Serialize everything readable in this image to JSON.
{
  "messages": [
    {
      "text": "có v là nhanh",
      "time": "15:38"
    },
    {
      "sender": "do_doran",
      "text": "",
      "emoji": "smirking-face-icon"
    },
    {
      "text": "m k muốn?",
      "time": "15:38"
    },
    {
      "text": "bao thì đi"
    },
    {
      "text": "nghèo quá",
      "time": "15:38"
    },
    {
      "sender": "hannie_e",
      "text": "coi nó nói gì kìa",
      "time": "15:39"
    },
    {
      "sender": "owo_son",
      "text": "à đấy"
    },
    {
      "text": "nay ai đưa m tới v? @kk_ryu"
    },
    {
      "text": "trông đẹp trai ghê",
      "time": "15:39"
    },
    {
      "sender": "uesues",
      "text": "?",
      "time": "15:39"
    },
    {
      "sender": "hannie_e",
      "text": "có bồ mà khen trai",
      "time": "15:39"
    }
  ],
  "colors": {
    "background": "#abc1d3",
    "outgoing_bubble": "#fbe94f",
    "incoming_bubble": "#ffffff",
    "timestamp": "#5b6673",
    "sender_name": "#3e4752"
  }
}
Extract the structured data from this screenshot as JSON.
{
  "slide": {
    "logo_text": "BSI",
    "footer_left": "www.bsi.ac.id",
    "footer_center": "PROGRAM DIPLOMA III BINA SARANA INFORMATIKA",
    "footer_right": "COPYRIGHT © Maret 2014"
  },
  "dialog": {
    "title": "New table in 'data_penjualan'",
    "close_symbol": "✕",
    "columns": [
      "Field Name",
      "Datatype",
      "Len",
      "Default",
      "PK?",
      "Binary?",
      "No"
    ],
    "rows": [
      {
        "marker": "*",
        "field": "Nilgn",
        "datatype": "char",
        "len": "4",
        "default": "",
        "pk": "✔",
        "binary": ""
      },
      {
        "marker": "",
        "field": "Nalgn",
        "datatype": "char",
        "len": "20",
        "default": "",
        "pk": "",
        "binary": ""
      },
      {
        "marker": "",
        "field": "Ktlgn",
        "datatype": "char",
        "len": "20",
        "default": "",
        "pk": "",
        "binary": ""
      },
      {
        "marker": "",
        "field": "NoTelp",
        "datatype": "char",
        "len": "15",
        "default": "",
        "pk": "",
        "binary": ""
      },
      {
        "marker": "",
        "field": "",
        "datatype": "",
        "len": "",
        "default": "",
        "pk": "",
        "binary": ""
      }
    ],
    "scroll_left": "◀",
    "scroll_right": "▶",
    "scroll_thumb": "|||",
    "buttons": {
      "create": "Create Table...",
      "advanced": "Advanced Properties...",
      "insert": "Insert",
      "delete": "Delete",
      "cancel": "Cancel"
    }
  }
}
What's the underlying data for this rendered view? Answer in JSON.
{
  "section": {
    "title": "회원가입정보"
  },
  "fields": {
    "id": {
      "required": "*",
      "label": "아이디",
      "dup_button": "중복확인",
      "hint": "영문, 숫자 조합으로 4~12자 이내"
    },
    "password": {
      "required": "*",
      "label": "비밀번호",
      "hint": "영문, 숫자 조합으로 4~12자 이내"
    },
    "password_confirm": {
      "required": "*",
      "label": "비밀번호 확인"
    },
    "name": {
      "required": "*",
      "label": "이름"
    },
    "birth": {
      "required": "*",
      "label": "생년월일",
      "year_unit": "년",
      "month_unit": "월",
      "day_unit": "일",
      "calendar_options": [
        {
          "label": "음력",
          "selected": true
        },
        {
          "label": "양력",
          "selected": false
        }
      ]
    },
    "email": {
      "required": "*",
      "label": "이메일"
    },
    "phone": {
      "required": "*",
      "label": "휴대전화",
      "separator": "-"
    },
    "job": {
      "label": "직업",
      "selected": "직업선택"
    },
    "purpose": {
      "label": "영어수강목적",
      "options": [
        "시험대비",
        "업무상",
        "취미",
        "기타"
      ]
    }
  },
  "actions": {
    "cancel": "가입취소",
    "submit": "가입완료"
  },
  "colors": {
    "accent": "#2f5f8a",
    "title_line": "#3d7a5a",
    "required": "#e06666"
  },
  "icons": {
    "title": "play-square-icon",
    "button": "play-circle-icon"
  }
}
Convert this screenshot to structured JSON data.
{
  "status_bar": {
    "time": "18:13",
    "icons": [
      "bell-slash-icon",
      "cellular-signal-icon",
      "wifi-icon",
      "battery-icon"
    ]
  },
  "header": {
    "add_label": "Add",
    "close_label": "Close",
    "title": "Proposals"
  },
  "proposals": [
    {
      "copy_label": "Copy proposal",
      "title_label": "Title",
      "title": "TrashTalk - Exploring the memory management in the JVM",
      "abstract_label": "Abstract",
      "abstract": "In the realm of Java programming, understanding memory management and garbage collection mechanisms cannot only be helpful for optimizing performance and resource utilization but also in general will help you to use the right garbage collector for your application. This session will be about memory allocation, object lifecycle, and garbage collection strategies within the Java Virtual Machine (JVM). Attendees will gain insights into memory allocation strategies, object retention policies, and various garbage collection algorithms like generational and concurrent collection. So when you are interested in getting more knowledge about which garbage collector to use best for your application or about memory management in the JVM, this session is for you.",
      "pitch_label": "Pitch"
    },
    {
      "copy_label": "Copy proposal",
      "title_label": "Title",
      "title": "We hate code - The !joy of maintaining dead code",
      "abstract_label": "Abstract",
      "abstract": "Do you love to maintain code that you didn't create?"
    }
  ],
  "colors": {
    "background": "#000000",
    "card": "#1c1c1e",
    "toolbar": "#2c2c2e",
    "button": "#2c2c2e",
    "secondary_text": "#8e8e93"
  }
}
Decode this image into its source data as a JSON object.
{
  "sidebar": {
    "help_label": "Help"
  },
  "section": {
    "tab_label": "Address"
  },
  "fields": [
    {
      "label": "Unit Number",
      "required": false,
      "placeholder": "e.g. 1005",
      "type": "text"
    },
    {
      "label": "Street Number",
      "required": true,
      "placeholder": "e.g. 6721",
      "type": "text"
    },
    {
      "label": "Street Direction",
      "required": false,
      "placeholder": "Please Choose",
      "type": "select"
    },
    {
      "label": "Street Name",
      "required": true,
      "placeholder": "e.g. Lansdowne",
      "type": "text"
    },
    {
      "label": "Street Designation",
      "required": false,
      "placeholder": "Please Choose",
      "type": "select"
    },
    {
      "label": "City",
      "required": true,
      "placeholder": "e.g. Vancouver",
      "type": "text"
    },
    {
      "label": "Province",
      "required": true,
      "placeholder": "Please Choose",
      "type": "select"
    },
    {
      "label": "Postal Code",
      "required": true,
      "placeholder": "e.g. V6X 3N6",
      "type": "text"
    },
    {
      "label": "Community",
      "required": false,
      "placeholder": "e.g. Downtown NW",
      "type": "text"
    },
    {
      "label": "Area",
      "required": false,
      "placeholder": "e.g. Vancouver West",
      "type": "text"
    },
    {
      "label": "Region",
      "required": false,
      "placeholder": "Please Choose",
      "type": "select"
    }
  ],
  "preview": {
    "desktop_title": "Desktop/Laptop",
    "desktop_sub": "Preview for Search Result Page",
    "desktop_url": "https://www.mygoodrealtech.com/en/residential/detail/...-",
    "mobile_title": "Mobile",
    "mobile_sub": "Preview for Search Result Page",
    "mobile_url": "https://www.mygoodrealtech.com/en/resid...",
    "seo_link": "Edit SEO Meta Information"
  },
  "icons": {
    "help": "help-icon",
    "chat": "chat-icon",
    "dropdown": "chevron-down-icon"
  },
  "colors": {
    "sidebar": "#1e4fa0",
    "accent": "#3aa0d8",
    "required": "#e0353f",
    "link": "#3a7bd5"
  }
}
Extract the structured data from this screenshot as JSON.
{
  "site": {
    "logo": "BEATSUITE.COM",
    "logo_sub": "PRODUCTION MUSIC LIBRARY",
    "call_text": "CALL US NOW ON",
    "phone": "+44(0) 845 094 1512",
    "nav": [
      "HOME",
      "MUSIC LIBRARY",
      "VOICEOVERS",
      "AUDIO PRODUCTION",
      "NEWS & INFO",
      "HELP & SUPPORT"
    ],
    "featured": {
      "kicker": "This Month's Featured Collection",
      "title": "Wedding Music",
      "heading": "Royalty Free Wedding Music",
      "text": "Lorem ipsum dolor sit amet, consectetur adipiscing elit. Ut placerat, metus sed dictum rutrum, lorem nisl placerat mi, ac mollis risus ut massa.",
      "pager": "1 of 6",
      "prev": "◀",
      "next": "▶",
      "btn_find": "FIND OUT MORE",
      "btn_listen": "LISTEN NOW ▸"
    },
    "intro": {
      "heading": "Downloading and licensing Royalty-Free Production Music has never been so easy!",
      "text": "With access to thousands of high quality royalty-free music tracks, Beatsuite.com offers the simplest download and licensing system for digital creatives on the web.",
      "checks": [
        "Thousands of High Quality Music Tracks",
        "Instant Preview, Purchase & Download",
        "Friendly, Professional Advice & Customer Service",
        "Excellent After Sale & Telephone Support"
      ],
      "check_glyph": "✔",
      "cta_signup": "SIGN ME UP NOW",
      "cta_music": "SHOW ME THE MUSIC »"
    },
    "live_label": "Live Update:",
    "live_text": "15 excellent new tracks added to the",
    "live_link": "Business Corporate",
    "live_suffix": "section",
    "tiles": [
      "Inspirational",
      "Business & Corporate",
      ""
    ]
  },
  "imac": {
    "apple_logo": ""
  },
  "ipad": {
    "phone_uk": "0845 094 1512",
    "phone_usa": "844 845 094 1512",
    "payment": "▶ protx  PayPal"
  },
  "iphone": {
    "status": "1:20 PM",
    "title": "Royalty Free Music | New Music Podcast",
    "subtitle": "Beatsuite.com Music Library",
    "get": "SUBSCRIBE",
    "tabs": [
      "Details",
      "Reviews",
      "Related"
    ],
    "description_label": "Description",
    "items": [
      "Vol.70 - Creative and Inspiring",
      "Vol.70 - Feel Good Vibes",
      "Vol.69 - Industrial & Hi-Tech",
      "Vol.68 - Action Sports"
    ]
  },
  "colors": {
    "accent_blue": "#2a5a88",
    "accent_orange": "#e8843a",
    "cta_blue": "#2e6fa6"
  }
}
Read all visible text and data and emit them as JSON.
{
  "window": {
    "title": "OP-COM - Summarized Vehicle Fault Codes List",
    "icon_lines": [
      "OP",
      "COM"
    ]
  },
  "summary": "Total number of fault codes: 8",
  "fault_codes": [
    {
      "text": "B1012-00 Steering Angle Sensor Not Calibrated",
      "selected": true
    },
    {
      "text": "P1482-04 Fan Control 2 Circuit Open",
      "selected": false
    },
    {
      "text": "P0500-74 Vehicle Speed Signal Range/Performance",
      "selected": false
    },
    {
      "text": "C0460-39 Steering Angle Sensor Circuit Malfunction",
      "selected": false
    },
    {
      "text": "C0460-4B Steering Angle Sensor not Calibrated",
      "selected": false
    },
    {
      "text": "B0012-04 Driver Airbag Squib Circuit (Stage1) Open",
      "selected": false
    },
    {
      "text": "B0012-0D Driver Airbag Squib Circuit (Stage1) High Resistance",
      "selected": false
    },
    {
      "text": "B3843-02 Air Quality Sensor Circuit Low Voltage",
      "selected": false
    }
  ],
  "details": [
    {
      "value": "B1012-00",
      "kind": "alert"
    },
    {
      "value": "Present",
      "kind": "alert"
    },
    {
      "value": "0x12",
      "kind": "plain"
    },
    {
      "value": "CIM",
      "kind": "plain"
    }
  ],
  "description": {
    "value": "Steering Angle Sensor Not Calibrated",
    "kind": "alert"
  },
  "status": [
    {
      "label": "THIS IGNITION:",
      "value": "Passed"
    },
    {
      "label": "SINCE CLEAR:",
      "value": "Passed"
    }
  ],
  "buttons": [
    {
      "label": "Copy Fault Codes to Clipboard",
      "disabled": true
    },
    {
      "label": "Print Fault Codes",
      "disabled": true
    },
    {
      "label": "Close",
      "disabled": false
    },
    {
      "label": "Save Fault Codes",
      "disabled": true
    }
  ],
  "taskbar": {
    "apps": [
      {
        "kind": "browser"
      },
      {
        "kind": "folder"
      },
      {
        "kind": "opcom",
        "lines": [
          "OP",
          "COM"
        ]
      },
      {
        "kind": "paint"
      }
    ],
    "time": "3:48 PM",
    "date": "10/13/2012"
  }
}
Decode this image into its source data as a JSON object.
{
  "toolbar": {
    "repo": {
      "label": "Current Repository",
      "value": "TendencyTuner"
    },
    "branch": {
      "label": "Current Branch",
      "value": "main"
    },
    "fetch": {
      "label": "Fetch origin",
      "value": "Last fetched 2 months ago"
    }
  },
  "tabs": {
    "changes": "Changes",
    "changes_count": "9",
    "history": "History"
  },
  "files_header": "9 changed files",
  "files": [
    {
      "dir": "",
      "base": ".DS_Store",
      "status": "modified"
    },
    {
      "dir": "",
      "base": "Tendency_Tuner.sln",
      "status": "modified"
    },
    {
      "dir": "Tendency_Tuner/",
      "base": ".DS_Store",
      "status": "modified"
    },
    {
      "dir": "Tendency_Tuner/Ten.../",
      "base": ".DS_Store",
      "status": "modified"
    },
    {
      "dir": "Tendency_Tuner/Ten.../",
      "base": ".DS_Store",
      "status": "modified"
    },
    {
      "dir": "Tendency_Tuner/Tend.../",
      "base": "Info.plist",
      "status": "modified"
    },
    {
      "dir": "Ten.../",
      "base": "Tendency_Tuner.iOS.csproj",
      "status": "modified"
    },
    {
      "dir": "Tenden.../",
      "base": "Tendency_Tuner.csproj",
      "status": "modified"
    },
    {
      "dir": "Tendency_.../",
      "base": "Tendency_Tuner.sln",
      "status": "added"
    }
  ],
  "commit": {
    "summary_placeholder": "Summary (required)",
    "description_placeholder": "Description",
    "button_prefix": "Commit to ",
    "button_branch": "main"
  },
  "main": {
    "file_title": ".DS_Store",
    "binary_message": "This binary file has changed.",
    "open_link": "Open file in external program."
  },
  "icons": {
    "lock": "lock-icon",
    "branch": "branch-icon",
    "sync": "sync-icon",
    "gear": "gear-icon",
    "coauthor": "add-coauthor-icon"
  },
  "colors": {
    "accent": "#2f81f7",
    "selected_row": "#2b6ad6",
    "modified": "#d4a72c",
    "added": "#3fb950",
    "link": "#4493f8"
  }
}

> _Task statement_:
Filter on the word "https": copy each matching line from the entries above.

> _The answer_:
    "desktop_url": "https://www.mygoodrealtech.com/en/residential/detail/...-",
    "mobile_url": "https://www.mygoodrealtech.com/en/resid...",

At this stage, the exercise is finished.